Collagen is also used in the medical field as a healing aid for burns and in reconstructive surgeries.

Can’t You Just Take Collagen Supplements?

This is something that gets asked a lot but there is a very simple reason why it won’t work. Collagen as a molecule is too large to be absorbed whole through the gut as well as through the skin, so in order for a supplement to be worthwhile taking the collagen must be broken down into smaller chunks at which point you are in fact supplementing the amino acids required for building collagen, not collagen its self. Since the bodies of those of us with collagen related syndromes can only make the collagens they have the ‘recipe’ for, this is what they will make from these amino acids. They are selling you extremely over-priced gelatin.
Trials have found no benefit to arthritis sufferers when taking these supplements and of course they don’t even have the problem of their body producing faulty collagen.

collagenI hope you’ve found this topic as interesting as I did, it was nice for me that there was some crossover between the beauty/skin care aspects here as well as the EDS related parts plus I got to do a bit of myth de-bunking.
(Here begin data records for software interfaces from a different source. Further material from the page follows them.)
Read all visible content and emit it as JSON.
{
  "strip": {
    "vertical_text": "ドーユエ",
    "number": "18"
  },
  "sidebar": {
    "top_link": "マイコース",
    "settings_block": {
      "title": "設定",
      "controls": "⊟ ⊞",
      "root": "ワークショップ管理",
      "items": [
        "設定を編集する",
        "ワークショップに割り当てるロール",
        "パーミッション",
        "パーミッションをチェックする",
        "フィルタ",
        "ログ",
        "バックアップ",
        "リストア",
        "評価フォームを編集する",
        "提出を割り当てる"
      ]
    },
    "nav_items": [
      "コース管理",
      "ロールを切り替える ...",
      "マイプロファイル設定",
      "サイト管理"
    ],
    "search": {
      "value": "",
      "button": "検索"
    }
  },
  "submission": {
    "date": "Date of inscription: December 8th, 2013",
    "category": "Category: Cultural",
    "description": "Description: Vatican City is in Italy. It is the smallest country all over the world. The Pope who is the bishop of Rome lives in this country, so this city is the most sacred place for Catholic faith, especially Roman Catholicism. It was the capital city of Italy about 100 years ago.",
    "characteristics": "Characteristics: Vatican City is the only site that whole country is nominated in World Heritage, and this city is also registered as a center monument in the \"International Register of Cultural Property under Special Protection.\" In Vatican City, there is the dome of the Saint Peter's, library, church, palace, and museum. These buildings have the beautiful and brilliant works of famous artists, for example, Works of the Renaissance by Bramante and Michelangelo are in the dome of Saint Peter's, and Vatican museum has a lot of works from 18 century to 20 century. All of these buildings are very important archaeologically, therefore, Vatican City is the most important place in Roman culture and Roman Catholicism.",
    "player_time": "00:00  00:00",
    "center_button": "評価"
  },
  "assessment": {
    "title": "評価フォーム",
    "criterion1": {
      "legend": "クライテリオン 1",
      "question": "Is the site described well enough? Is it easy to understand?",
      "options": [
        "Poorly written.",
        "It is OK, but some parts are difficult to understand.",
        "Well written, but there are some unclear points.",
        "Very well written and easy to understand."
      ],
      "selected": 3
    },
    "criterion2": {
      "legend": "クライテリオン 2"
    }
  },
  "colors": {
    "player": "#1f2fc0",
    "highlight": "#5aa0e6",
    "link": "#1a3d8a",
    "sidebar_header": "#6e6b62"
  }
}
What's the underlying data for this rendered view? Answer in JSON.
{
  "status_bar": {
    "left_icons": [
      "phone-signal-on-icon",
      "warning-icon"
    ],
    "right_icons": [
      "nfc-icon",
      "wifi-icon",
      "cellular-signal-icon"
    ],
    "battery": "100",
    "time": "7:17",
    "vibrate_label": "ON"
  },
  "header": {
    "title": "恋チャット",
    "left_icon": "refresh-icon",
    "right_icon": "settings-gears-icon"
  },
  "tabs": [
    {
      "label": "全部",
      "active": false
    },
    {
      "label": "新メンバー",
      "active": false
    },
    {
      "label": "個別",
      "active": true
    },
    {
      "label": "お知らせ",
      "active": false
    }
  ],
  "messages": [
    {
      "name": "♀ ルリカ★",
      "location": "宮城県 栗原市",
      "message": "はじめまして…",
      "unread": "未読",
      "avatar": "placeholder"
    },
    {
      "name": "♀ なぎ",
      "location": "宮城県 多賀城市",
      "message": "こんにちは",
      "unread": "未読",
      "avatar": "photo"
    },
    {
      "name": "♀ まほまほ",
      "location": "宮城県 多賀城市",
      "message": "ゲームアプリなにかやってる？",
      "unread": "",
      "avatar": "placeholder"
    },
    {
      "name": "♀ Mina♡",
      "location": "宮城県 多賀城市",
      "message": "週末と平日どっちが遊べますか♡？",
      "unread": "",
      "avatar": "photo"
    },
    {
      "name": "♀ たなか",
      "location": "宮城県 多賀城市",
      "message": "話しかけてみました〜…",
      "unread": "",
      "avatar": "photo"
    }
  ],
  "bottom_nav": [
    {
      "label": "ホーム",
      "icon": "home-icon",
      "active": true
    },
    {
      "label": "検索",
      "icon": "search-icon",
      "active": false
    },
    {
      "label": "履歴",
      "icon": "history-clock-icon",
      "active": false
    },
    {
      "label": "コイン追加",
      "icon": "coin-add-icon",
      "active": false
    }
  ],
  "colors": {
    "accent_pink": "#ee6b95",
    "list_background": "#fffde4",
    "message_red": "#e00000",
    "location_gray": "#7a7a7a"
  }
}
My favourite!

If you have any questions of additions do pop them in the comments, I’d love to read them.

It’s EDS Awareness Month!

Media Pack

May the 1st is the start of Ehlers-Danlos Syndrome awareness month!

Media Pack

Throughout May I’ll be doing posts about EDS. I’l be covering the different types of EDS, where the zebra comes from, fibromyalgia awareness day, the HMSA and their work with all of the hypermobility causing syndromes, and I hope to have a guest post from a friend with one of the rarer types of EDS for you too!

You know your condition needs more awareness when most doctors have never heard of it! I nearly always have to spell it for a new doctor and I’ve had doctors Google it on their iPhones in front of me.

If you have EDS, do you have anything planned for May awareness?